Stored dataset items
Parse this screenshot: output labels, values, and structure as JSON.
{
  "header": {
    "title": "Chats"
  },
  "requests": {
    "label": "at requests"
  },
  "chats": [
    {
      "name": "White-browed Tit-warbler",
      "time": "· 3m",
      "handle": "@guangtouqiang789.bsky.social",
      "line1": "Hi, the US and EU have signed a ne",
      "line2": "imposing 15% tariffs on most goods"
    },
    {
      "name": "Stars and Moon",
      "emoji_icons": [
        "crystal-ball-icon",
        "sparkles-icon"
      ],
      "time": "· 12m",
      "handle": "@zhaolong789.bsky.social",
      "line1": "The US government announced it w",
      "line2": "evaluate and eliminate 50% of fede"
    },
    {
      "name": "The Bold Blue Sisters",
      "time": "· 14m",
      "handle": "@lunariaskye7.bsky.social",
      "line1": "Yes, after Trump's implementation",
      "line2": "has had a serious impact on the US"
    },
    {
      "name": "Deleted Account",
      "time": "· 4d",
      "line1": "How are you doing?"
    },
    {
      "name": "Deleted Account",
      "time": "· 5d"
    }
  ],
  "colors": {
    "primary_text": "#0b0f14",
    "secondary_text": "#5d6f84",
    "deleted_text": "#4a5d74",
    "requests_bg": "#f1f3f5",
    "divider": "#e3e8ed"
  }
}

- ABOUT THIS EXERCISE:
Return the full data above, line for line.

- RESULT BELOW:
Parse this screenshot: output labels, values, and structure as JSON.
{
  "header": {
    "title": "Chats"
  },
  "requests": {
    "label": "at requests"
  },
  "chats": [
    {
      "name": "White-browed Tit-warbler",
      "time": "· 3m",
      "handle": "@guangtouqiang789.bsky.social",
      "line1": "Hi, the US and EU have signed a ne",
      "line2": "imposing 15% tariffs on most goods"
    },
    {
      "name": "Stars and Moon",
      "emoji_icons": [
        "crystal-ball-icon",
        "sparkles-icon"
      ],
      "time": "· 12m",
      "handle": "@zhaolong789.bsky.social",
      "line1": "The US government announced it w",
      "line2": "evaluate and eliminate 50% of fede"
    },
    {
      "name": "The Bold Blue Sisters",
      "time": "· 14m",
      "handle": "@lunariaskye7.bsky.social",
      "line1": "Yes, after Trump's implementation",
      "line2": "has had a serious impact on the US"
    },
    {
      "name": "Deleted Account",
      "time": "· 4d",
      "line1": "How are you doing?"
    },
    {
      "name": "Deleted Account",
      "time": "· 5d"
    }
  ],
  "colors": {
    "primary_text": "#0b0f14",
    "secondary_text": "#5d6f84",
    "deleted_text": "#4a5d74",
    "requests_bg": "#f1f3f5",
    "divider": "#e3e8ed"
  }
}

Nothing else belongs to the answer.